Before the pendulum clock was invented around middle of the seventeenth century people perceived time differently. Time was not something related to a periodic rhythm, but rather solar activity. If you asked somebody “what time is it now”, you’d get an answer like: “the sun is still very high, so I still have time to harvest my crops”.
This all have changed with the invention of the steam engine and eventually the rail road. Operation of the real road required more precise time coordination.
Co-ordination was essential to bring together supplies of raw materials, to organize workers and distribute their output. No point in having workers turn up at any old time, hoping that someone had brought in the cotton or wool to be processed, or hoping that someone had cleared yesterday’s output. Co-ordination was possible only by co-ordinating the time.
Factories demanded considerable time-management. Workers had to be woken by ‘knockers-up’; shifts needed to be measured by a factory clock.
As the industrial economy and its transportation network became more and more complex, bulky raw materials and finished products needed synchronized services from canal companies, mail coaches and, later, railways.
In our era the meaning of time has become different, but our perception is still lagging behind. Being on time is no longer relevant, what is more important is being ahead of time.
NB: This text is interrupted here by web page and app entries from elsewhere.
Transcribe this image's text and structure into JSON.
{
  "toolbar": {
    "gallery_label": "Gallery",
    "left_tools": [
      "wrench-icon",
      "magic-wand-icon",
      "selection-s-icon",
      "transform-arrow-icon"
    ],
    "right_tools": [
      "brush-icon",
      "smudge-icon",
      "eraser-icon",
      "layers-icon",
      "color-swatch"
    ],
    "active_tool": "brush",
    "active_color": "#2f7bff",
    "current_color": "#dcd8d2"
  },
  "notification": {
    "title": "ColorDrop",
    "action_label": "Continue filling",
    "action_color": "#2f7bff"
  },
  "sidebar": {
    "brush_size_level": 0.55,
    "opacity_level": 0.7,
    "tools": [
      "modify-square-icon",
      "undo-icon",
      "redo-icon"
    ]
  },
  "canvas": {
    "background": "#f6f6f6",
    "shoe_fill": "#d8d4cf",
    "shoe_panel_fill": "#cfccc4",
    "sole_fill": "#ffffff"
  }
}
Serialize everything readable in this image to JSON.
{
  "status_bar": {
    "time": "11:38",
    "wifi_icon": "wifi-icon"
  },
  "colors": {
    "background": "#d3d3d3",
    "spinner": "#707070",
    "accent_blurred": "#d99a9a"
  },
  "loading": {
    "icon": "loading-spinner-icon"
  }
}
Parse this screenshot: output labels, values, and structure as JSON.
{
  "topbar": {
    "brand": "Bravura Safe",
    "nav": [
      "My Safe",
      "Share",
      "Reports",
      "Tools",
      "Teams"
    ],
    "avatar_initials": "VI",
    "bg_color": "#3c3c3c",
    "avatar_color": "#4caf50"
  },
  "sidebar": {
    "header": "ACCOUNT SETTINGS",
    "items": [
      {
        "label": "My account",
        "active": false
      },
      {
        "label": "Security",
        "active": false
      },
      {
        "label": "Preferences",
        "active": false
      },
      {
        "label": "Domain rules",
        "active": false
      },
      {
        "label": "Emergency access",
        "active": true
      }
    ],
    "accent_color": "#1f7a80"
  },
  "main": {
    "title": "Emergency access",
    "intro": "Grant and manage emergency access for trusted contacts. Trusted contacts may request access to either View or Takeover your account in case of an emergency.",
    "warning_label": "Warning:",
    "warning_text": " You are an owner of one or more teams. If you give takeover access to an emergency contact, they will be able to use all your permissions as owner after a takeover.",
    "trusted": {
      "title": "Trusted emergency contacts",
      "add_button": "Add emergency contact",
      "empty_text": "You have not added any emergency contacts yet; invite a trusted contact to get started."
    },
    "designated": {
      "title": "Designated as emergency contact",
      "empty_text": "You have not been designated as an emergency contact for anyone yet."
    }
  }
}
We have to ditch the old perception of time. If I was to choose a requiem song for it, I would go for Radio Ga Ga by Queen:
Listen to it: a rhythmic start, just like the industrial era time clockwork. In the background — Metropolis sequences, an apotheosis of industrial society with all its symbolism. And then slowly, but profoundly, paying tribute to the industrial time (Radio Ga Ga) and finally sending farewell to it. Watch the background sequence, read between the lines: it says loudly — the industrial time has to go.
The industrial time drags a lot of archaisms behind. Today industry and logistics is driven primarily by computers. Humans are no longer parts of the process, they are above it. And computers excel them at being right on time. It’s no longer productive to be at work at 9am and leave at 5pm, it is actually counterproductive, as we no longer produce material objects, we produce ideas, we discuss and share them and enter into computers.
Appointments are becoming irrelevant, because communication is universally available. Appointments are becoming irrelevant, because intent is more important than time. Appointments are becoming irrelevant, because we trade less material things than in the past. Appointments are becoming irrelevant, because logistics is so advanced nowadays, that it works like a huge continuous process.
Television on a fixed schedule is becoming obsolete. Radio on a fixed schedule is becoming obsolete. Radio is being replaced by Spotify and podcasts all on demand. Television is being replaced by on-demand services like Netflix, Youtube and ultimately, the Internet.
In the future without fixed time there still will be these anchor events like tornado or sport events, but everything else will be fluid and dynamic.
The time is becoming intuitive: it’s time to do something that I need to do when I feel like it is time to do it. Why? Because unless I feel like it is time, it is not cooked, it is not mature.
Our era is an era of event-driven time, it is the time when you don’t know what you are going to do apriori. Our era is an era of cruising in chaotic and unpredictable ocean of unknowns and finding your land. In this chaotic ocean everything might seem high-priority, because everything seems like a danger. When everything is high-priority the only way to get something done is to do what your intuition tells you. And this is the only way you can get ahead of time.
So, let’s welcome the intuitive time! Let’s welcome the time that is frustrating with its unpredictability, yet exciting with its opportunities!